To the extent that, although I was told a few months ago that Duckett had made it (in order to prepare my article), I’m still not aware as I write this who the other four choices are.
Wholly unsurprisingly, the first Northamptonshire player into the Wisden pantheon was George Thompson for his efforts in 1905 – the County’s debut summer at first-class level.
The significance of this wasn’t lost on the good book.
‘Thompson stands in an almost unique position among the professional cricketers of the present day, insomuch as he has brought a new county to the front,’ began its tribute.
‘But for his bowling it is quite safe to say that Northamptonshire would not in 1905 have been given a place among the first-class teams. Whether or not the promotion was premature is a question that need not now be discussed…’
Nothing like a bucket of cold water to dampen the general euphoria.
Another great all-rounder, Vallance Jupp, could easily have made the list in almost any season between the end of the First World War and the mid-1930s.
In fact he got the nod for the 1928 edition – along with the likes of Wally Hammond and Douglas Jardine. Illustrious company!
Fred Bakewell caught the editor’s eye after scoring 107 for England against the West Indies on only his third Test appearance at The Oval in 1933, a season that also saw him top 2,000 runs in all matches including consecutive double-hundreds for Northamptonshire in June.
‘As he is not yet 26 years of age, every reason exists why, given good health, he should in the future become even better,’ noted the Almanack.
Sadly, his career would end just three years later after suffering serious injuries in a car crash that killed his County team-mate Reggie Northway.
Northamptonshire’s status as serious contenders rather than struggling also-rans in the 1950s was reflected in three players – George Tribe, Frank Tyson and Dennis Brookes – gaining Wisden recognition in successive years, with Raman Subba Row following suit in 1961.
At 41, Brookes ranks as one of the oldest cricketers to get the honour: ‘(He) feels he still has a few more years of cricket ahead of him….he may also be able to please the enthusiast who is anxious to see him out for 89, 94, 96 and 99 – the only totals between nought and 100 for which, Brookes states, he has not so far been dismissed.’
That’s Wisden for you.
Most English cricket supporters would have been cheesed off had Colin Milburn and David Steele NOT appeared among the chosen few after firing the public’s imagination in 1966 and 1975 respectively.
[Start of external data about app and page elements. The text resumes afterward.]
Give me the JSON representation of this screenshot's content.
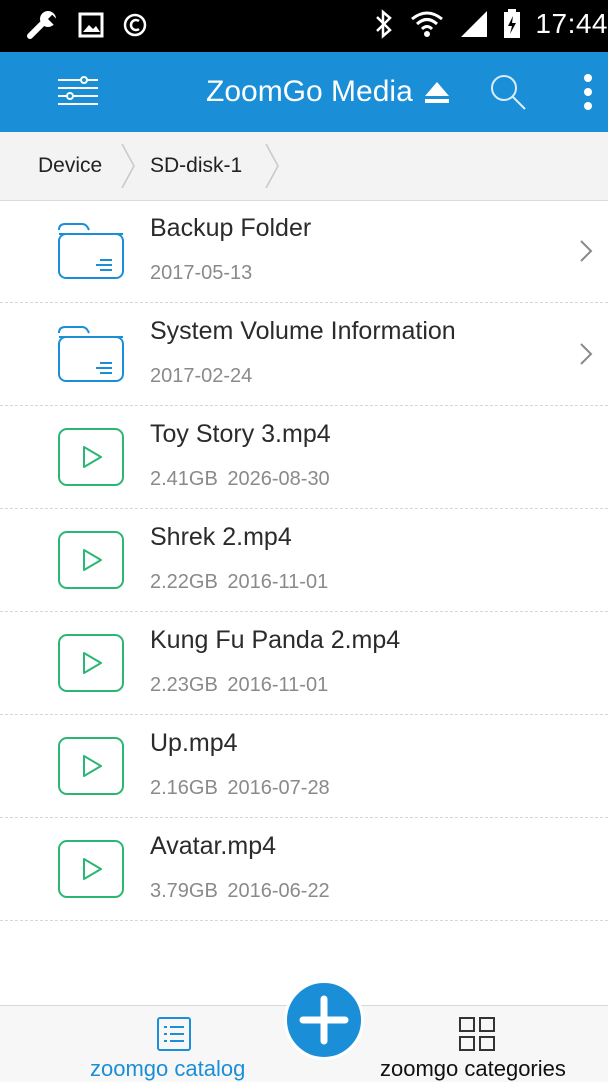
{
  "status_bar": {
    "time": "17:44",
    "left_icons": [
      "wrench-icon",
      "image-icon",
      "copyright-icon"
    ],
    "right_icons": [
      "bluetooth-icon",
      "wifi-icon",
      "signal-icon",
      "battery-icon"
    ]
  },
  "app_bar": {
    "title": "ZoomGo Media",
    "eject_icon": "eject-icon",
    "color": "#1a8fd8"
  },
  "breadcrumb": {
    "items": [
      "Device",
      "SD-disk-1"
    ]
  },
  "files": [
    {
      "type": "folder",
      "name": "Backup Folder",
      "meta": "2017-05-13"
    },
    {
      "type": "folder",
      "name": "System Volume Information",
      "meta": "2017-02-24"
    },
    {
      "type": "video",
      "name": "Toy Story 3.mp4",
      "meta": "2.41GB  2026-08-30"
    },
    {
      "type": "video",
      "name": "Shrek 2.mp4",
      "meta": "2.22GB  2016-11-01"
    },
    {
      "type": "video",
      "name": "Kung Fu Panda 2.mp4",
      "meta": "2.23GB  2016-11-01"
    },
    {
      "type": "video",
      "name": "Up.mp4",
      "meta": "2.16GB  2016-07-28"
    },
    {
      "type": "video",
      "name": "Avatar.mp4",
      "meta": "3.79GB  2016-06-22"
    }
  ],
  "bottom_bar": {
    "catalog_label": "zoomgo catalog",
    "categories_label": "zoomgo categories",
    "active_color": "#1a8fd8"
  }
}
Veteran journalist Alex Bannister wrote David’s appreciation, claiming that ‘Test cricket has not enjoyed such a romantic story for decades’ as his entry into the Ashes fray against Lillee, Thomson and Co.
No-one was likely to disagree.
Incidentally, Steele’s fellow nominees that year included Peter Lee – one of several cricketers to figure either before arriving at, or after leaving, Wantage Road.
It’s an indication of Allan Lamb’s early impact on the county scene that he made the list in 1981 after three seasons with Northamptonshire, and before his Test debut for England.
With a batsman of his quality the question was always likely to be ‘when’ rather than ‘if’ his photo appeared at the front of the yellow book.
More recently, India’s Anil Kumble was picked for claiming 105 Championship wickets in 1995 – and Monty Panesar’s first year on the international stage, 2006, saw him selected too.
And Duckett makes 13. Or does he?
Curtly Ambrose was one of Wisden’s five following a successful Test summer for West Indies in 1991 – but he didn’t appear for Northamptonshire that year.
However, the big man was still a contracted player with the club and helped us win the NatWest Trophy the following season.
A ticklish legalistic point. Perhaps a case (at last) for Mr Rowley?